Then there is the question of who should be allowed to prescribe drugs to treat ADHD. International regulations stipulate that only medical professionals (psychiatrists, in collaboration with a multi-disciplinary team), rather than paediatricians or general practitioners, may intervene in cases of suspected ADHD. In the UK, GPs must refer the patient to a specialist with expertise in ADHD before the initial prescription can be given. But professional associations have noted that many specialists do not follow recommendations set out by NICE, such as by signing off the medication before checking if ADHD behaviour is exhibited at both at school and at home.
The number of prescriptions for ADHD drugs continues to rise in spite of the fact that adverse effects to the medication prescribed, some fatal, have been recorded. Acknowledging this, experts agree that physicians should be made aware of the concerns evidenced by side effects, as should parents, who must also be informed of all possible reactions a child might have. One member of the Food and Drug Administration in the US said in a 2007 interview that he hoped health concerns related to the use of Ritalin might reduce the number of prescriptions to treat children who are inattentive or who misbehave in school. "I want to get people's hands to tremble a little bit before they write that [prescription]," said Dr Steven Nissen.
Academics have also raised the concern that some schoolsteachers are encouraging the use of drugs to treat apparent ADHD as it is an easier alternative to dealing with bad behaviour. In the worst cases, schools have been known to put significant pressure on students and their parents to seek the medication. In one case, a schoolboy diagnosed with ADHD was told that if he did not go on Ritalin and act with more respect, he would have to leave the school.
But the problem is also one of resources, as schools often lack the necessary means to get to the root of disruptive behaviour. “Ideally,” says an assistant head teacher in the UK, “schools would prefer to offer intensive one-to-one support, but if the resources are limited – which they usually are – then we're pushed into a choice between medication or exclusion.” And in the current economic climate, “all schools are facing cuts and it may well be these sorts of services – therapists, counsellors, mentors – that will be the targets because, understandably, schools don't want to lose teachers.”
Drawing on the testimony of a 13-year-old boy, "I know it helps me in some ways, but I hate taking it. There are days when I deliberately avoid it. You just don't feel yourself, you feel so drained out. It makes you feel disgusted and down. Like you've got no soul or something. My mum doesn't want me to take it, but what can she do? She wants me to get an education."
The Last Word

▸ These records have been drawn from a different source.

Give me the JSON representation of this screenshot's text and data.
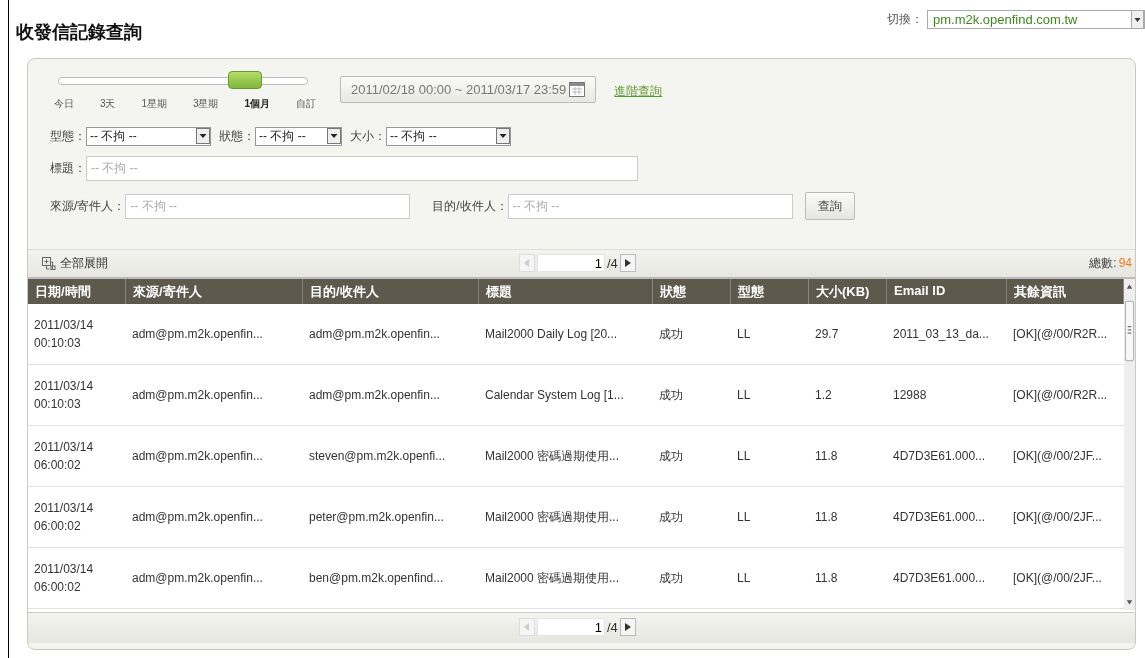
{
  "title": "收發信記錄查詢",
  "switcher": {
    "label": "切換：",
    "value": "pm.m2k.openfind.com.tw"
  },
  "range_slider": {
    "stops": [
      {
        "label": "今日",
        "selected": false
      },
      {
        "label": "3天",
        "selected": false
      },
      {
        "label": "1星期",
        "selected": false
      },
      {
        "label": "3星期",
        "selected": false
      },
      {
        "label": "1個月",
        "selected": true
      },
      {
        "label": "自訂",
        "selected": false
      }
    ]
  },
  "date_range": "2011/02/18 00:00 ~ 2011/03/17 23:59",
  "advanced_link": "進階查詢",
  "filters": [
    {
      "label": "型態：",
      "value": "-- 不拘 --"
    },
    {
      "label": "狀態：",
      "value": "-- 不拘 --"
    },
    {
      "label": "大小：",
      "value": "-- 不拘 --"
    }
  ],
  "subject": {
    "label": "標題：",
    "placeholder": "-- 不拘 --"
  },
  "sender": {
    "label": "來源/寄件人：",
    "placeholder": "-- 不拘 --"
  },
  "recipient": {
    "label": "目的/收件人：",
    "placeholder": "-- 不拘 --"
  },
  "search_button": "查詢",
  "expand_all": "全部展開",
  "pager_top": {
    "page": "1",
    "total": "/4"
  },
  "total": {
    "label": "總數:",
    "value": "94"
  },
  "table": {
    "columns": [
      "日期/時間",
      "來源/寄件人",
      "目的/收件人",
      "標題",
      "狀態",
      "型態",
      "大小(KB)",
      "Email ID",
      "其餘資訊"
    ],
    "rows": [
      [
        "2011/03/14 00:10:03",
        "adm@pm.m2k.openfin...",
        "adm@pm.m2k.openfin...",
        "Mail2000 Daily Log [20...",
        "成功",
        "LL",
        "29.7",
        "2011_03_13_da...",
        "[OK](@/00/R2R..."
      ],
      [
        "2011/03/14 00:10:03",
        "adm@pm.m2k.openfin...",
        "adm@pm.m2k.openfin...",
        "Calendar System Log [1...",
        "成功",
        "LL",
        "1.2",
        "12988",
        "[OK](@/00/R2R..."
      ],
      [
        "2011/03/14 06:00:02",
        "adm@pm.m2k.openfin...",
        "steven@pm.m2k.openfi...",
        "Mail2000 密碼過期使用...",
        "成功",
        "LL",
        "11.8",
        "4D7D3E61.000...",
        "[OK](@/00/2JF..."
      ],
      [
        "2011/03/14 06:00:02",
        "adm@pm.m2k.openfin...",
        "peter@pm.m2k.openfin...",
        "Mail2000 密碼過期使用...",
        "成功",
        "LL",
        "11.8",
        "4D7D3E61.000...",
        "[OK](@/00/2JF..."
      ],
      [
        "2011/03/14 06:00:02",
        "adm@pm.m2k.openfin...",
        "ben@pm.m2k.openfind...",
        "Mail2000 密碼過期使用...",
        "成功",
        "LL",
        "11.8",
        "4D7D3E61.000...",
        "[OK](@/00/2JF..."
      ]
    ]
  },
  "pager_bottom": {
    "page": "1",
    "total": "/4"
  }
}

“Our children are living in the most intensely stimulating period in the history of Earth. They’re being besieged with information and calls for attention from every platform: [from] computers, from iPhones, from advertising hoardings, from hundreds of television channels. And we’re penalising them now for getting distracted. From what? Boring stuff - at school - for the most part. It seems to me, if not a coincidence, [then] totally, that the incidence of ADHD has risen in parallel with the growth in standardised testing. Now these kids are being given…often quite dangerous drugs to get them focused and calm them down.”
– Educationalist Sir Ken Robinson on the need to change current education paradigms.
Previous Editorial items
- 24/05/2011: CHILD DOMESTIC WORKERS: the dawn of a new Convention? (part 2)
- 16/08/2010: EL TRABAJO INFANTIL: Trabajadores Domésticos Infantiles: ¿hacia una nueva Convención?
- 06/08/2010: CRIN: Armed conflict CRINMAI 143 (Arabic)
- 29/07/2010: VIOLENCE: Beyond the UN Study (Arabic)
- 26/07/2010: ENVIRONMENT: Children's right to a clean environment
Organisation Contact Details:
Child Rights International Network
2 Pontypool Place
Tel: +44 (0)207 401 2257
Last updated 15/11/2012 17:46:48